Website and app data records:
──────────────────────────────

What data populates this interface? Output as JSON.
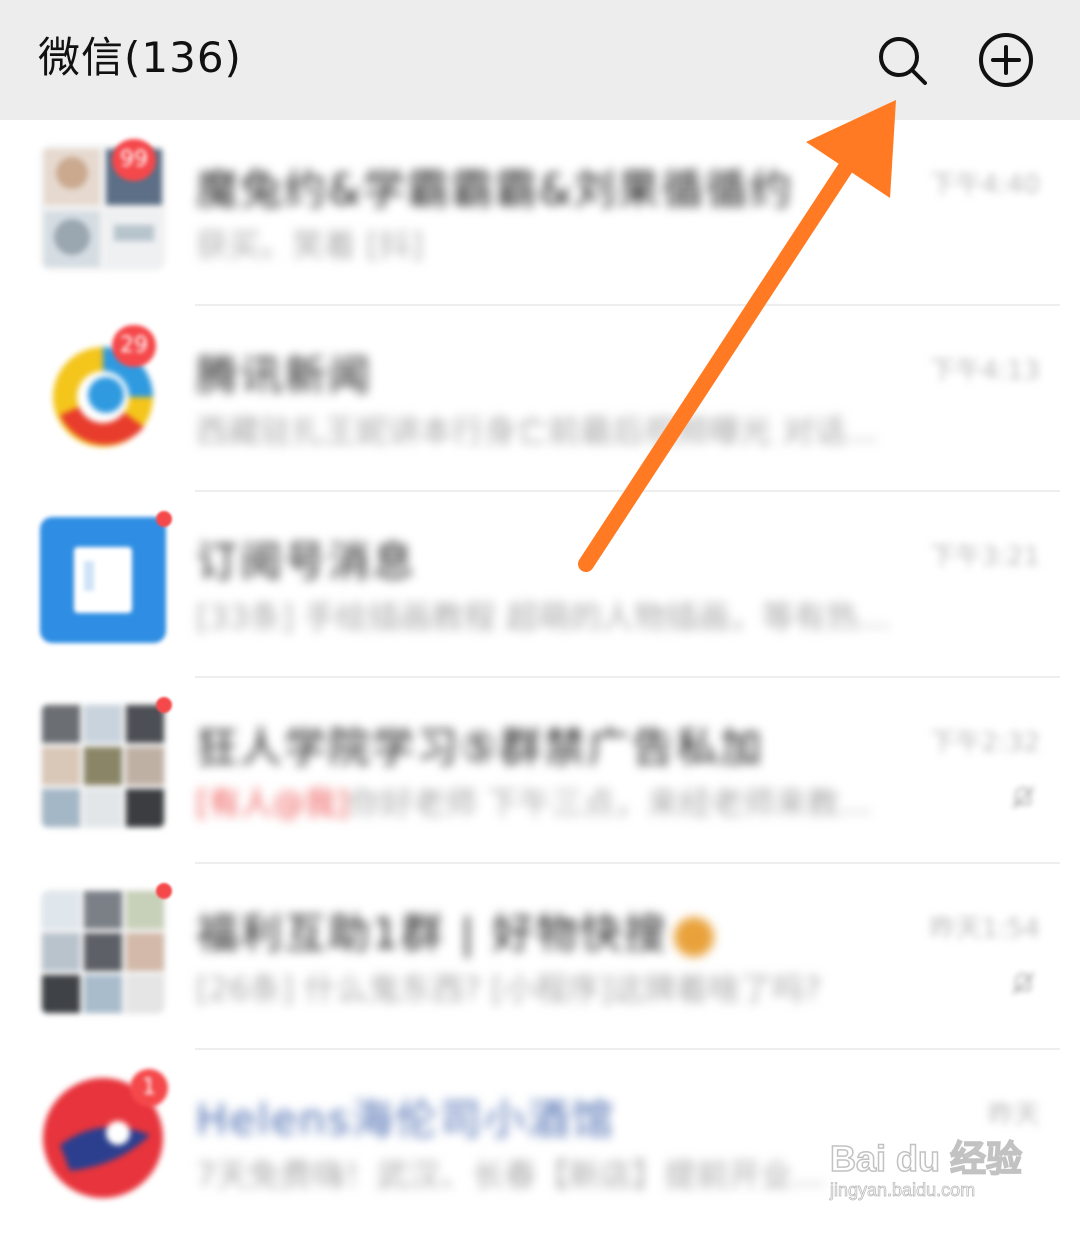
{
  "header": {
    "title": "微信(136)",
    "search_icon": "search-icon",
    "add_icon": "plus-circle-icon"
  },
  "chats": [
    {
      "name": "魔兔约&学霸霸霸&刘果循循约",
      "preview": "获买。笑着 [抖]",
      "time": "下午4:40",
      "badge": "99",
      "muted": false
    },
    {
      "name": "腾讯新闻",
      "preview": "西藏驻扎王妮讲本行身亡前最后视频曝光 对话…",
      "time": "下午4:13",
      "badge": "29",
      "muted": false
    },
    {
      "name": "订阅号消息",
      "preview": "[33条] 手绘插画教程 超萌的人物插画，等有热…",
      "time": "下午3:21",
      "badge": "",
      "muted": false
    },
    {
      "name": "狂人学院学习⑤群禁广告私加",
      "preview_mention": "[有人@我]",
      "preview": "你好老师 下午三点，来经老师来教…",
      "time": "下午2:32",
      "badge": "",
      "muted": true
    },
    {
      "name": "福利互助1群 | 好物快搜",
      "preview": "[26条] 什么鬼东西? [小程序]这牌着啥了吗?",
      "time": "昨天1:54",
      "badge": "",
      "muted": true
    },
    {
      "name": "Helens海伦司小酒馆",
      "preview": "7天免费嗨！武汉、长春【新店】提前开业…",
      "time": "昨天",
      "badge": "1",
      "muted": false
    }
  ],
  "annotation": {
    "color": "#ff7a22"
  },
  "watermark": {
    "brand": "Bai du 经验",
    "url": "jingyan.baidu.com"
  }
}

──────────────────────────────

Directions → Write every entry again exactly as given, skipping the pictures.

Written response →
What data populates this interface? Output as JSON.
{
  "header": {
    "title": "微信(136)",
    "search_icon": "search-icon",
    "add_icon": "plus-circle-icon"
  },
  "chats": [
    {
      "name": "魔兔约&学霸霸霸&刘果循循约",
      "preview": "获买。笑着 [抖]",
      "time": "下午4:40",
      "badge": "99",
      "muted": false
    },
    {
      "name": "腾讯新闻",
      "preview": "西藏驻扎王妮讲本行身亡前最后视频曝光 对话…",
      "time": "下午4:13",
      "badge": "29",
      "muted": false
    },
    {
      "name": "订阅号消息",
      "preview": "[33条] 手绘插画教程 超萌的人物插画，等有热…",
      "time": "下午3:21",
      "badge": "",
      "muted": false
    },
    {
      "name": "狂人学院学习⑤群禁广告私加",
      "preview_mention": "[有人@我]",
      "preview": "你好老师 下午三点，来经老师来教…",
      "time": "下午2:32",
      "badge": "",
      "muted": true
    },
    {
      "name": "福利互助1群 | 好物快搜",
      "preview": "[26条] 什么鬼东西? [小程序]这牌着啥了吗?",
      "time": "昨天1:54",
      "badge": "",
      "muted": true
    },
    {
      "name": "Helens海伦司小酒馆",
      "preview": "7天免费嗨！武汉、长春【新店】提前开业…",
      "time": "昨天",
      "badge": "1",
      "muted": false
    }
  ],
  "annotation": {
    "color": "#ff7a22"
  },
  "watermark": {
    "brand": "Bai du 经验",
    "url": "jingyan.baidu.com"
  }
}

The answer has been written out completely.